→ **What is needed**:
In every line of the records, look for "icon", then report how many lines have it and nothing else.

→ **Task input**:
▽
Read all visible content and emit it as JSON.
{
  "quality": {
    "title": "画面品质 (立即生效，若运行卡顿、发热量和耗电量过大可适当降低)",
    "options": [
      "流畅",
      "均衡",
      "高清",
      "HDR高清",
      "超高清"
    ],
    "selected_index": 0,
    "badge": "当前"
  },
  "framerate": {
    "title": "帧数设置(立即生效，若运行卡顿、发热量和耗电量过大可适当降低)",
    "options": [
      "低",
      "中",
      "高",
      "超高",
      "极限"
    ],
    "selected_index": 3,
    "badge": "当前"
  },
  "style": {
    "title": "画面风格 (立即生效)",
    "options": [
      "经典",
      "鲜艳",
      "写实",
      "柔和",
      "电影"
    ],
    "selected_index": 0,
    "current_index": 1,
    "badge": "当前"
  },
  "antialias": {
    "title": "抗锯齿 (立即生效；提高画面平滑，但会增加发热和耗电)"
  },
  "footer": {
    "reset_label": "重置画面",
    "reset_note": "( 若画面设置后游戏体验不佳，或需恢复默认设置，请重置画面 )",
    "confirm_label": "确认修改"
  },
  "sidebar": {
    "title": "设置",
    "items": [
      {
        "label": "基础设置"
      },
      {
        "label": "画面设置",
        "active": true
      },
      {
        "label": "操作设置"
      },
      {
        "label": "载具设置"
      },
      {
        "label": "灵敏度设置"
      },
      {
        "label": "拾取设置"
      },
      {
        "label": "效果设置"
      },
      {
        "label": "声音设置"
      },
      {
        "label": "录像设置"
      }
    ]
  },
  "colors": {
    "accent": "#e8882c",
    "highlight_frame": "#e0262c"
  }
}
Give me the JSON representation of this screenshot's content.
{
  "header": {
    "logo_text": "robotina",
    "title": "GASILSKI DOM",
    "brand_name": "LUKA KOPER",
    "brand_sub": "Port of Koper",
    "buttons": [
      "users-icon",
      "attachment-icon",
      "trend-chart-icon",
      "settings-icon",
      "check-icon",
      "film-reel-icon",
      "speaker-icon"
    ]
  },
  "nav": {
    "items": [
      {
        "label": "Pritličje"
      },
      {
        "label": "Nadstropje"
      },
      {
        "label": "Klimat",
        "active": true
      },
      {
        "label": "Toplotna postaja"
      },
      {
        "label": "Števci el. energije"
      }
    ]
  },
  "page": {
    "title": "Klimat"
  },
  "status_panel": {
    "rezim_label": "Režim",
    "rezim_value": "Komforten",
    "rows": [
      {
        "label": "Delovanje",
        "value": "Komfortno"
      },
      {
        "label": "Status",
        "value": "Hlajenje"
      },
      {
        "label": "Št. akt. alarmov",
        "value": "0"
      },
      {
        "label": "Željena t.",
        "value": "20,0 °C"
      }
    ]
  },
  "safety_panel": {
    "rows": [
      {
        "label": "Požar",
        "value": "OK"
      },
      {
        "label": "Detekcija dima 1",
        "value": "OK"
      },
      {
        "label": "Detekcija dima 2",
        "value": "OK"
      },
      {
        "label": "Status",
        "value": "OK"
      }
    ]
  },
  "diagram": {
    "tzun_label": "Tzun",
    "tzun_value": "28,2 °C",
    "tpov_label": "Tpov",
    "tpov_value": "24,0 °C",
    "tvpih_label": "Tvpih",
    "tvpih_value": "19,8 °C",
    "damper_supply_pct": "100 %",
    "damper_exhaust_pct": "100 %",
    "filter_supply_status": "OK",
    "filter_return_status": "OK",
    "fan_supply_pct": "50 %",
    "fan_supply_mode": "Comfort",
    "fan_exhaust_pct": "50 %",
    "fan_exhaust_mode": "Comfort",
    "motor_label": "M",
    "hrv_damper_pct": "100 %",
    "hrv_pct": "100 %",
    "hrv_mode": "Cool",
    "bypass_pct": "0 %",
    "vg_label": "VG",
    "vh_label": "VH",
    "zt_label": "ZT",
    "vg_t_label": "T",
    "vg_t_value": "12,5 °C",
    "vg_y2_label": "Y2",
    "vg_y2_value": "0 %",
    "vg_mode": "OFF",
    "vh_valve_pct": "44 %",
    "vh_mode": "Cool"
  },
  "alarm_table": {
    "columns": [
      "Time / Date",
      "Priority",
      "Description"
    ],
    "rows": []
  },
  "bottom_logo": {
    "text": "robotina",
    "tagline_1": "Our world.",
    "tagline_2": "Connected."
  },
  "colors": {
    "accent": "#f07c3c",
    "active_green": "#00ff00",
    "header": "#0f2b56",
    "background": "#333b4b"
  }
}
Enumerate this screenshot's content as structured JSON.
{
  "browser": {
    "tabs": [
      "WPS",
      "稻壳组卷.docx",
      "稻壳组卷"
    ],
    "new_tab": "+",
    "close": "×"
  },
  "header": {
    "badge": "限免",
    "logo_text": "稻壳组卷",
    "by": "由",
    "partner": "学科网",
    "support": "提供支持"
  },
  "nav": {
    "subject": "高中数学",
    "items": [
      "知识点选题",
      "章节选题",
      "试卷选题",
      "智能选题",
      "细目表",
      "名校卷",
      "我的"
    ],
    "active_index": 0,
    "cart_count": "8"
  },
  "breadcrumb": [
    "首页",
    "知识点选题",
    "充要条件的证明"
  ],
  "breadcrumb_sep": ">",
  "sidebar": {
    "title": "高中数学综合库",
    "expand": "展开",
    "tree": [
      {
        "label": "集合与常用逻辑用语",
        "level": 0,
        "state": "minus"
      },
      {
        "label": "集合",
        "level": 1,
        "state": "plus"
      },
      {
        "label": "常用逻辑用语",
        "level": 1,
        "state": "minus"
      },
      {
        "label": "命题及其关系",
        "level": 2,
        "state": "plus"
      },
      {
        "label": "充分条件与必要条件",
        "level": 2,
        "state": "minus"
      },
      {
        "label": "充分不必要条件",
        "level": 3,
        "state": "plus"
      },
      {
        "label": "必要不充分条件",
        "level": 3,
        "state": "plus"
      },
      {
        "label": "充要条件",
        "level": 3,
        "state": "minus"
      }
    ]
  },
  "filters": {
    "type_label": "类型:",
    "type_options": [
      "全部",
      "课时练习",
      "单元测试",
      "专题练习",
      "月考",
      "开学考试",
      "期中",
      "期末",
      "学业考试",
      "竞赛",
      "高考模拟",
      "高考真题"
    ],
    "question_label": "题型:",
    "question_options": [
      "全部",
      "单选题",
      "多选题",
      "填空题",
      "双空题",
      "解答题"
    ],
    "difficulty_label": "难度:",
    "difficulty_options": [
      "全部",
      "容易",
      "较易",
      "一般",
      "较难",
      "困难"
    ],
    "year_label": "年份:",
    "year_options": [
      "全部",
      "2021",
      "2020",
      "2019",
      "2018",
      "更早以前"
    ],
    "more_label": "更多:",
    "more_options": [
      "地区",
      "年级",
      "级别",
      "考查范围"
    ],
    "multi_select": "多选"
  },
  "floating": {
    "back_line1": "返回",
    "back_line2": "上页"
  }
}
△
→ **Solved exercise**:
7